▶ PROBLEM DETAILS:
Whatever the listing holds, output it without alteration.

━━ DATA PROVIDED

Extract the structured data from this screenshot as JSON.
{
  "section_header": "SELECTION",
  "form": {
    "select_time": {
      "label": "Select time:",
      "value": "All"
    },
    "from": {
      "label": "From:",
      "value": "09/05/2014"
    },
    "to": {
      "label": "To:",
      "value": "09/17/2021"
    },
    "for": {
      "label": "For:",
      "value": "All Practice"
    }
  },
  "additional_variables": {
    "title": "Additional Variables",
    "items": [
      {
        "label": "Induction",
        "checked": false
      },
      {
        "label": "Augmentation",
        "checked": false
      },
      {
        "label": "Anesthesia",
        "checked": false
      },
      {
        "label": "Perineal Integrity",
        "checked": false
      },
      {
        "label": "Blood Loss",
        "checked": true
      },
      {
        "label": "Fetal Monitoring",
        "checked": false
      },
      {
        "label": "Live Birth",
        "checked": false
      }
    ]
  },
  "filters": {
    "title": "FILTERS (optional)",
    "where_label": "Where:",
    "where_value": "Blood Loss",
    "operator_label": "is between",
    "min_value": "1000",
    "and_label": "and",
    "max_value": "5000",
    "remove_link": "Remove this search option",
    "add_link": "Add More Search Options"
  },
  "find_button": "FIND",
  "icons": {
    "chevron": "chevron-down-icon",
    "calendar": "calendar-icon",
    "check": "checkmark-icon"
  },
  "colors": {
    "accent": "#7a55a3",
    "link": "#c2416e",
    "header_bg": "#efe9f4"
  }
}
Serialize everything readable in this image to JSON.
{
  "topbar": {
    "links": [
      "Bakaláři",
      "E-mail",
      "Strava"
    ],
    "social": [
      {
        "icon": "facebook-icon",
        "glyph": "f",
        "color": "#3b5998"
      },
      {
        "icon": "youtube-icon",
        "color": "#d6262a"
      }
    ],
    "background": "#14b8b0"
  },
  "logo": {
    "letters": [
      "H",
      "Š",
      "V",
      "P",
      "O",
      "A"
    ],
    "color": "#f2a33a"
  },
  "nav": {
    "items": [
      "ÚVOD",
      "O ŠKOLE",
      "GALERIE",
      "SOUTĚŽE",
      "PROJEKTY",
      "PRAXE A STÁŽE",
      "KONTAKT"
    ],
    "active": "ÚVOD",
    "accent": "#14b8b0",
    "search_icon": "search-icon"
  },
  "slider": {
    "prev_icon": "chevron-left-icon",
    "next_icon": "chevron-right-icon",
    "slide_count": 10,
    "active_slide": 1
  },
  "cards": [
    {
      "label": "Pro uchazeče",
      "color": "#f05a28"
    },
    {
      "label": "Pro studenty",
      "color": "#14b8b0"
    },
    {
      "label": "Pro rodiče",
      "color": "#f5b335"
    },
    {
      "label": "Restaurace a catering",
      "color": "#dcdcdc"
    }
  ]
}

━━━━

▶ WRITTEN RESPONSE:
Extract the structured data from this screenshot as JSON.
{
  "section_header": "SELECTION",
  "form": {
    "select_time": {
      "label": "Select time:",
      "value": "All"
    },
    "from": {
      "label": "From:",
      "value": "09/05/2014"
    },
    "to": {
      "label": "To:",
      "value": "09/17/2021"
    },
    "for": {
      "label": "For:",
      "value": "All Practice"
    }
  },
  "additional_variables": {
    "title": "Additional Variables",
    "items": [
      {
        "label": "Induction",
        "checked": false
      },
      {
        "label": "Augmentation",
        "checked": false
      },
      {
        "label": "Anesthesia",
        "checked": false
      },
      {
        "label": "Perineal Integrity",
        "checked": false
      },
      {
        "label": "Blood Loss",
        "checked": true
      },
      {
        "label": "Fetal Monitoring",
        "checked": false
      },
      {
        "label": "Live Birth",
        "checked": false
      }
    ]
  },
  "filters": {
    "title": "FILTERS (optional)",
    "where_label": "Where:",
    "where_value": "Blood Loss",
    "operator_label": "is between",
    "min_value": "1000",
    "and_label": "and",
    "max_value": "5000",
    "remove_link": "Remove this search option",
    "add_link": "Add More Search Options"
  },
  "find_button": "FIND",
  "icons": {
    "chevron": "chevron-down-icon",
    "calendar": "calendar-icon",
    "check": "checkmark-icon"
  },
  "colors": {
    "accent": "#7a55a3",
    "link": "#c2416e",
    "header_bg": "#efe9f4"
  }
}
Serialize everything readable in this image to JSON.
{
  "topbar": {
    "links": [
      "Bakaláři",
      "E-mail",
      "Strava"
    ],
    "social": [
      {
        "icon": "facebook-icon",
        "glyph": "f",
        "color": "#3b5998"
      },
      {
        "icon": "youtube-icon",
        "color": "#d6262a"
      }
    ],
    "background": "#14b8b0"
  },
  "logo": {
    "letters": [
      "H",
      "Š",
      "V",
      "P",
      "O",
      "A"
    ],
    "color": "#f2a33a"
  },
  "nav": {
    "items": [
      "ÚVOD",
      "O ŠKOLE",
      "GALERIE",
      "SOUTĚŽE",
      "PROJEKTY",
      "PRAXE A STÁŽE",
      "KONTAKT"
    ],
    "active": "ÚVOD",
    "accent": "#14b8b0",
    "search_icon": "search-icon"
  },
  "slider": {
    "prev_icon": "chevron-left-icon",
    "next_icon": "chevron-right-icon",
    "slide_count": 10,
    "active_slide": 1
  },
  "cards": [
    {
      "label": "Pro uchazeče",
      "color": "#f05a28"
    },
    {
      "label": "Pro studenty",
      "color": "#14b8b0"
    },
    {
      "label": "Pro rodiče",
      "color": "#f5b335"
    },
    {
      "label": "Restaurace a catering",
      "color": "#dcdcdc"
    }
  ]
}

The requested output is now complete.